In 2014, I went to Turkey to visit my family and tried to help them. What I saw and experienced is not what we all saw in the news or we heard in the radio. It was worse than I could ever have imagined. I saw people in the streets without homes, without hope. Children were hungry, begging for a piece of bread. I heard many heartbreaking stories from other refugees who were suffering so much and many who had lost loved ones in the war. After I returned to Canada, I decided I wanted to bring my family here as refugees, but I couldn’t get them approved to come in. Eventually, my brother Abdullah and his wife Rehana, like thousands of Syrians, decided they had to take the risk and trust a smuggler they thought would bring them to freedom, safety, and hope.
In September 2, 2015, I heard the tragic news that my sister-in-law Rehana and her two sons drowned crossing from Turkey to Greece. The image of my two year old nephew Alan Kurdi lying face down on a Turkish beach was all over the media across the world. It was the wake up call to the world. Enough suffering. Enough killing. And most importantly, it was my wake up call.
Since that time, I decided to speak up on behalf of all the Syrian refugees and be their voice, to call upon other countries to open their hearts and doors to my people, and also, to end the regime change war that’s causing more people to flee. I do not support one side or the other in the Syrian conflict. But I’m very frustrated by the Western media’s one-sided coverage of this war.

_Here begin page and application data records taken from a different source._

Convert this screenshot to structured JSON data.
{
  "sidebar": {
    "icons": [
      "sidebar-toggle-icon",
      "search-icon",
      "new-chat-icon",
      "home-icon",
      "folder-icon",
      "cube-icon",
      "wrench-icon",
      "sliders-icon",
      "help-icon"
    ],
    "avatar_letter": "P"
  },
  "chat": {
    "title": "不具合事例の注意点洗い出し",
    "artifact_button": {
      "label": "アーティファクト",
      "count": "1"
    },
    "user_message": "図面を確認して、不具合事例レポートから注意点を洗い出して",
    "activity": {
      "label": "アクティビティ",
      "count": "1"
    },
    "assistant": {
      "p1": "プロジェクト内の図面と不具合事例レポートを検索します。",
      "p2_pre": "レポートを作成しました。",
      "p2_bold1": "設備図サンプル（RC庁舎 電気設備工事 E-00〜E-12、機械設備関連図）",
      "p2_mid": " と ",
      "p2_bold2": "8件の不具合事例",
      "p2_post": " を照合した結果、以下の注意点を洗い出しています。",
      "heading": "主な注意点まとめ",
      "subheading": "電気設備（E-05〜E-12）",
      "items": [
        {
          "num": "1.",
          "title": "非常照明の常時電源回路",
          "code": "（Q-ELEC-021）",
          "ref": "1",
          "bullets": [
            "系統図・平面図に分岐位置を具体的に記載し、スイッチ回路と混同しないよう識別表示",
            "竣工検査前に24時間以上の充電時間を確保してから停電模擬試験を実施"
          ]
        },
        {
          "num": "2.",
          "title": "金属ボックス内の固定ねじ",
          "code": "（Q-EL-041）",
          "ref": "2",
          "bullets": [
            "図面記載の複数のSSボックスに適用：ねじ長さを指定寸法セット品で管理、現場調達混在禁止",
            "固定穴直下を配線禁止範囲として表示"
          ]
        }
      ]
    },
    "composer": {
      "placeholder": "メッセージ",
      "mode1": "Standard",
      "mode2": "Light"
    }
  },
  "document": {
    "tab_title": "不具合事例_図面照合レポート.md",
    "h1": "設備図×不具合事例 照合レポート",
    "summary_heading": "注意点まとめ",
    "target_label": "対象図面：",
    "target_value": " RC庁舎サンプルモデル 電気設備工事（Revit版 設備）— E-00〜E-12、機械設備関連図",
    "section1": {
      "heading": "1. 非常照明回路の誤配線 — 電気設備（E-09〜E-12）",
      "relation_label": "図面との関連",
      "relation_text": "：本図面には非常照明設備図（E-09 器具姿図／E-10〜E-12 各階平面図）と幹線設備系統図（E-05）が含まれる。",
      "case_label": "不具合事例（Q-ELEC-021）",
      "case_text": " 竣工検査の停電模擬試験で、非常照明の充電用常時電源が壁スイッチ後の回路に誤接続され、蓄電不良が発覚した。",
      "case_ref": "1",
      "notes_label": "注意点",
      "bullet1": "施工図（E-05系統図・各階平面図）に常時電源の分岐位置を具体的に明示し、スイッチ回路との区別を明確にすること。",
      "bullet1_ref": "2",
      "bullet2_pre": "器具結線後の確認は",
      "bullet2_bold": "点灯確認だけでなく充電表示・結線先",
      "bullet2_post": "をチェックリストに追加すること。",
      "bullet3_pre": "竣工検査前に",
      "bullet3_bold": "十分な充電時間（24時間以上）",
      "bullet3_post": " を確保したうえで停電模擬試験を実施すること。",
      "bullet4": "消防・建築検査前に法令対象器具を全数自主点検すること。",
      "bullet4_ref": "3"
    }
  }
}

The U.S., the West, and the Gulf countries are funding rebels associated with al-Qaeda and ISIS, giving them weapons to empower them to keep fighting and destroy and divide Syria. I know first-hand. I’ve been trying to tell the world about what is happening in Syria, but the media doesn’t want people to hear the truth.
That’s why I got in touch with Tulsi to tell her that I support her message to stop arming terrorists, to stop supporting regime change. Like me, many Syrians are encouraged that Tulsi met with President Bashar Assad in Syria. Tulsi recognizes that we need to talk to him because a political solution is the only way to restore peace in Syria.
If the West keeps funding the rebels, we will see more people flee, more bloodshed, and more suffering. My people have suffered for at least six years.This is not about supporting Bashar. This is about ending the war in Syria.
My country is being destroyed, my people are displaced and nobody wants them. Regime change war is going to kill more people and cause more people to flee. That’s all I can say.
Thank you Tulsi, and thank you everyone for your action and for reading my message. Please help support those who have been forced to flee their homes and please understand what this regime change policy is doing to the people in my country.
Thank you, Tima Kurdi
(Tulsi Gabbard has served as an elected official since she was 21-yrs-old in 2002. Born in Leloaloa, American Samoa (1981), she moved to Hawaii at 2-yrs-old. She is Hindu. She served two deployments to Iraq as an enlisted medical specialist and later as an officer platoon leader of a Military Police unit w/the Hawaii Army National Guard. Today she’s a major and still in reserve military service.
(From 2012 to the present, she has been an elected Representative in Congress. Becoming vice-chair on the Democratic National Committee, she resigned that post in February 2016 in order to endorse Senator Bernie Sanders for President.
(Referring to Debbie Wasserman Schultz and Hillary Clinton, Tulsi stated in a telephone interview with the NY Times , “It’s very dangerous when we have people in positions of leadership who use their power to try to quiet those who disagree with them. When I signed up to be vice-chair of the DNC, no one told me I would be relinquishing my freedom of speech and checking it at the door.”)
Dr. Publico (Nick Medvecky, PsyD), February 2017.